### Task to complete
Give the entries again, exactly as written.
# # # # # # #
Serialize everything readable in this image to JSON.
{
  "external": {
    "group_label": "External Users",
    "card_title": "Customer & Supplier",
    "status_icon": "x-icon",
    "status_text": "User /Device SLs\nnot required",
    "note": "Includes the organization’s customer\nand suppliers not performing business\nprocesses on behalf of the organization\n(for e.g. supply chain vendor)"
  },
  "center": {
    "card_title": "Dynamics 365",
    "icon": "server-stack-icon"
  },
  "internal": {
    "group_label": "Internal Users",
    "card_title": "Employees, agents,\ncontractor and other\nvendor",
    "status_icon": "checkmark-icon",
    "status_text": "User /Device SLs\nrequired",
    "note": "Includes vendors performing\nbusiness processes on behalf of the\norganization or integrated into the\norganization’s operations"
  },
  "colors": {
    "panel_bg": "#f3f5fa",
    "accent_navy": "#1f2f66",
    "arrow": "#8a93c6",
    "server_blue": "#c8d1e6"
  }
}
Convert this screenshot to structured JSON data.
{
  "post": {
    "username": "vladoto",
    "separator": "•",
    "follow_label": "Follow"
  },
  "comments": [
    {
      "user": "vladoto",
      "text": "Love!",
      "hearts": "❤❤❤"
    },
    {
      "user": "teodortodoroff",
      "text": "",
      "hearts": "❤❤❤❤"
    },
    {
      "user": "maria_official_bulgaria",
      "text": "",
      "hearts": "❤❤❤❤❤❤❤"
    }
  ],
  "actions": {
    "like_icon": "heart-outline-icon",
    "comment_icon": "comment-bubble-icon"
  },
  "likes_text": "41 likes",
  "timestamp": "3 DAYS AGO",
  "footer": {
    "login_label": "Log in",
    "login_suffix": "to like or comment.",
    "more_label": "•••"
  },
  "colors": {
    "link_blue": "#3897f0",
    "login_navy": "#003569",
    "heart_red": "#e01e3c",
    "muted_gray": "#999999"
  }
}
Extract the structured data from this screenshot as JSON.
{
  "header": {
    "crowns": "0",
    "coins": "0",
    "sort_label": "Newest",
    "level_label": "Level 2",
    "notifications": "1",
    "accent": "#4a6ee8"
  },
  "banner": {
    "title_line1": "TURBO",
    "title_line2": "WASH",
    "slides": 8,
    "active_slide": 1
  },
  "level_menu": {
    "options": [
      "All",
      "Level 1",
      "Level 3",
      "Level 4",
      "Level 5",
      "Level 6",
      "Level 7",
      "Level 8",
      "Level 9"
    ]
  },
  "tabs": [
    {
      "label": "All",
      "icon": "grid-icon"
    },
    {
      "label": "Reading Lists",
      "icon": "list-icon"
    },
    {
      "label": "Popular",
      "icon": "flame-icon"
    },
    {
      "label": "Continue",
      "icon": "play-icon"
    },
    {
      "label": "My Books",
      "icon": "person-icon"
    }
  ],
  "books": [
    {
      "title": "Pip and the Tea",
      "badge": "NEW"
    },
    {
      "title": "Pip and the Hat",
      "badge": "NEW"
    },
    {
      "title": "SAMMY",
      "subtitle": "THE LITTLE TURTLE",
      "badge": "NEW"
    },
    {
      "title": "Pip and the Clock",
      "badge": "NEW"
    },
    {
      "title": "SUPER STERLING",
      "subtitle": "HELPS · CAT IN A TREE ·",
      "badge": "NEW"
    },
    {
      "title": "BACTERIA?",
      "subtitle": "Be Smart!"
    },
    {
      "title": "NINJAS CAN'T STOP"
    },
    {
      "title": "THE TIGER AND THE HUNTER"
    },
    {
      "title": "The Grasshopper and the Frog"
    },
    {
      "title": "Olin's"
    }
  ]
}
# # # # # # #
### Output for this exercise
Serialize everything readable in this image to JSON.
{
  "external": {
    "group_label": "External Users",
    "card_title": "Customer & Supplier",
    "status_icon": "x-icon",
    "status_text": "User /Device SLs\nnot required",
    "note": "Includes the organization’s customer\nand suppliers not performing business\nprocesses on behalf of the organization\n(for e.g. supply chain vendor)"
  },
  "center": {
    "card_title": "Dynamics 365",
    "icon": "server-stack-icon"
  },
  "internal": {
    "group_label": "Internal Users",
    "card_title": "Employees, agents,\ncontractor and other\nvendor",
    "status_icon": "checkmark-icon",
    "status_text": "User /Device SLs\nrequired",
    "note": "Includes vendors performing\nbusiness processes on behalf of the\norganization or integrated into the\norganization’s operations"
  },
  "colors": {
    "panel_bg": "#f3f5fa",
    "accent_navy": "#1f2f66",
    "arrow": "#8a93c6",
    "server_blue": "#c8d1e6"
  }
}
Convert this screenshot to structured JSON data.
{
  "post": {
    "username": "vladoto",
    "separator": "•",
    "follow_label": "Follow"
  },
  "comments": [
    {
      "user": "vladoto",
      "text": "Love!",
      "hearts": "❤❤❤"
    },
    {
      "user": "teodortodoroff",
      "text": "",
      "hearts": "❤❤❤❤"
    },
    {
      "user": "maria_official_bulgaria",
      "text": "",
      "hearts": "❤❤❤❤❤❤❤"
    }
  ],
  "actions": {
    "like_icon": "heart-outline-icon",
    "comment_icon": "comment-bubble-icon"
  },
  "likes_text": "41 likes",
  "timestamp": "3 DAYS AGO",
  "footer": {
    "login_label": "Log in",
    "login_suffix": "to like or comment.",
    "more_label": "•••"
  },
  "colors": {
    "link_blue": "#3897f0",
    "login_navy": "#003569",
    "heart_red": "#e01e3c",
    "muted_gray": "#999999"
  }
}
Extract the structured data from this screenshot as JSON.
{
  "header": {
    "crowns": "0",
    "coins": "0",
    "sort_label": "Newest",
    "level_label": "Level 2",
    "notifications": "1",
    "accent": "#4a6ee8"
  },
  "banner": {
    "title_line1": "TURBO",
    "title_line2": "WASH",
    "slides": 8,
    "active_slide": 1
  },
  "level_menu": {
    "options": [
      "All",
      "Level 1",
      "Level 3",
      "Level 4",
      "Level 5",
      "Level 6",
      "Level 7",
      "Level 8",
      "Level 9"
    ]
  },
  "tabs": [
    {
      "label": "All",
      "icon": "grid-icon"
    },
    {
      "label": "Reading Lists",
      "icon": "list-icon"
    },
    {
      "label": "Popular",
      "icon": "flame-icon"
    },
    {
      "label": "Continue",
      "icon": "play-icon"
    },
    {
      "label": "My Books",
      "icon": "person-icon"
    }
  ],
  "books": [
    {
      "title": "Pip and the Tea",
      "badge": "NEW"
    },
    {
      "title": "Pip and the Hat",
      "badge": "NEW"
    },
    {
      "title": "SAMMY",
      "subtitle": "THE LITTLE TURTLE",
      "badge": "NEW"
    },
    {
      "title": "Pip and the Clock",
      "badge": "NEW"
    },
    {
      "title": "SUPER STERLING",
      "subtitle": "HELPS · CAT IN A TREE ·",
      "badge": "NEW"
    },
    {
      "title": "BACTERIA?",
      "subtitle": "Be Smart!"
    },
    {
      "title": "NINJAS CAN'T STOP"
    },
    {
      "title": "THE TIGER AND THE HUNTER"
    },
    {
      "title": "The Grasshopper and the Frog"
    },
    {
      "title": "Olin's"
    }
  ]
}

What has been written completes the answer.